I found Blum’s Annapurna to be significantly more accessible to the armchair climber than Herzog’s. While Herzog’s edition had a glossary in the back, I found Blum’s in-text parenthetical explanations to be way more useful and less intrusive to my reading-groove. I actually read the whole thing in just a few days, and I enjoyed it much more than Herzog’s. Blum’s self-reporting was very conscientious, and I never found myself doubting or questioning the validity or accuracy of what I was reading. Blum bluntly gave her side of the story and offered other perspectives only through quoted conversation and excerpts from the other climbers’ journals. These excerpts, especially, gave Blum’s Annapurna an authentication that really drew me into the adventure. Instead of the more straightforward reporting style of Herzog’s book, this one gave a much more private look into the inner workings of a Himalayan expedition, particularly with regard to the women’s fears and struggles with the preparations, decisions, and the climb itself. I feel I learned much more about the world of climbing than I did from Herzog because of how honest and comprehensive Blum’s writing was, in addition to the more accessible style.

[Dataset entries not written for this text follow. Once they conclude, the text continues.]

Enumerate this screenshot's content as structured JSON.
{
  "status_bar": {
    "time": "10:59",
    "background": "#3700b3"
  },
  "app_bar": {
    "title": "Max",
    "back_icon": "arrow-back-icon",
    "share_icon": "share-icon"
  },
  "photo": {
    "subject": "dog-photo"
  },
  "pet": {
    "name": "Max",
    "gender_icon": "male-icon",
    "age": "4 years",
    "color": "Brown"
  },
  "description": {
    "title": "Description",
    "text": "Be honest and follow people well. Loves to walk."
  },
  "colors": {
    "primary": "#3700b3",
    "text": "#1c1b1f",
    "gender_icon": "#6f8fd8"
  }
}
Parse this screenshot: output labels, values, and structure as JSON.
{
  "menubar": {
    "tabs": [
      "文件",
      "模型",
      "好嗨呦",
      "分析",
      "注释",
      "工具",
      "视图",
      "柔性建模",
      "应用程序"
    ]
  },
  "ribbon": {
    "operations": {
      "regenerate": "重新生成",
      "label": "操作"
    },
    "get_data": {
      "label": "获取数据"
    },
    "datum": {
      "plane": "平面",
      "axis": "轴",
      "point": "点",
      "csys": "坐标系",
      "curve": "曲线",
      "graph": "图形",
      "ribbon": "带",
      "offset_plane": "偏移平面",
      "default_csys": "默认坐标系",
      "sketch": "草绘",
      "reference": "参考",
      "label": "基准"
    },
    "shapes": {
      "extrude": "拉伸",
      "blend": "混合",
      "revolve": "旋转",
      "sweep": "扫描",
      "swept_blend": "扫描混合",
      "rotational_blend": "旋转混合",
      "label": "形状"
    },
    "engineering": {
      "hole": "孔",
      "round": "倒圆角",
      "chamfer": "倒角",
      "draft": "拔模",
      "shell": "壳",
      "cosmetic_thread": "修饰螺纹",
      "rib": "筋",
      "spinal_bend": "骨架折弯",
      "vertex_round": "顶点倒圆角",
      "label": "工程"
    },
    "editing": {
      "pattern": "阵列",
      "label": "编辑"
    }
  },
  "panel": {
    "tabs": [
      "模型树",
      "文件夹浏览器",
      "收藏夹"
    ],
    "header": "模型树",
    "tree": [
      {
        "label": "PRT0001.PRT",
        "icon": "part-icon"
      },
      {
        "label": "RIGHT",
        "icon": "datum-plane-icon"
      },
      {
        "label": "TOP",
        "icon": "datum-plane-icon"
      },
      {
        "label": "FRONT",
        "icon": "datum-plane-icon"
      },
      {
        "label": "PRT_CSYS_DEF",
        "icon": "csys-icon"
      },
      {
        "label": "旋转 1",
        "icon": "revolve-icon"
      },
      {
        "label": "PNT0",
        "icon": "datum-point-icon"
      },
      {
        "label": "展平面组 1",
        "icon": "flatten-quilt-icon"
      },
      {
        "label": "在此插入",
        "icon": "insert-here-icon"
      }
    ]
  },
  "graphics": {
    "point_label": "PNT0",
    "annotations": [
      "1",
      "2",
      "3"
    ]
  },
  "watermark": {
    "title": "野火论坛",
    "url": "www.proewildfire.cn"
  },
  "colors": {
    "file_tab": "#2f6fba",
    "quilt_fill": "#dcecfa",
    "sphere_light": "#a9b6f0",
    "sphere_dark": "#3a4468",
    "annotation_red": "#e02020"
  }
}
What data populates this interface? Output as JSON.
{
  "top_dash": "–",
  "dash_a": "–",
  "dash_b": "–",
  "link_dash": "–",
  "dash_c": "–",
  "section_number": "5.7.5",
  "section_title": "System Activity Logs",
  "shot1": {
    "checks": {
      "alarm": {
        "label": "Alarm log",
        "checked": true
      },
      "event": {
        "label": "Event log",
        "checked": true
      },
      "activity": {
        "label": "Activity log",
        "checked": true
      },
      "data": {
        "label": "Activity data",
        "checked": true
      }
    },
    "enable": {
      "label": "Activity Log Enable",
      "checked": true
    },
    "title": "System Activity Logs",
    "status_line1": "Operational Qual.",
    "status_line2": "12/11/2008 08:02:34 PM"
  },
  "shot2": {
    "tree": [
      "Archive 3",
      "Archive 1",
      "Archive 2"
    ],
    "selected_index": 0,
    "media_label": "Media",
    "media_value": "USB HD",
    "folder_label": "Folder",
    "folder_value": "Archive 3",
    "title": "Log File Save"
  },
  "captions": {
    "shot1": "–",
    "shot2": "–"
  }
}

Blum’s book was certainly more emotionally charged and exposed the weaknesses that plagued the expedition. Although I don’t argue that this necessarily made Blum’s a better read, I do think that it served its purpose in correlation with the all-women climb of Annapurna. Blum was not afraid to expose those weaknesses and emotions in her retelling of the adventure with which women were (are?) stereotyped and which the expedition wanted to fight against. The women on Blum’s trip wanted to prove to the world the capability, courage, and heroism of women in the climbing sport – that they rivaled men and should not be prejudged for weakness and emotional / psychological frailty. Not only did their summiting Annapurna contribute to this cause, but I think that the continuation of many of the women’s climbing careers despite their difficulties and the loss of life on Annapurna also supports the antithesis. And Blum’s frankness about how the women were feeling and the gender issues they were dealing with showed courage in the face of the criticism and exposed the climbers’ growth as strong women. The fact that many were emotional and sometimes very upset or sick did not affect the ultimate (summit) success of the expedition, and so in some ways it was important for Blum to tell the expedition in a way that included the stereotypes they were fighting, because even if those stereotypes remained, the knee-jerk conclusion that they made women weak climbers was effectively disproved.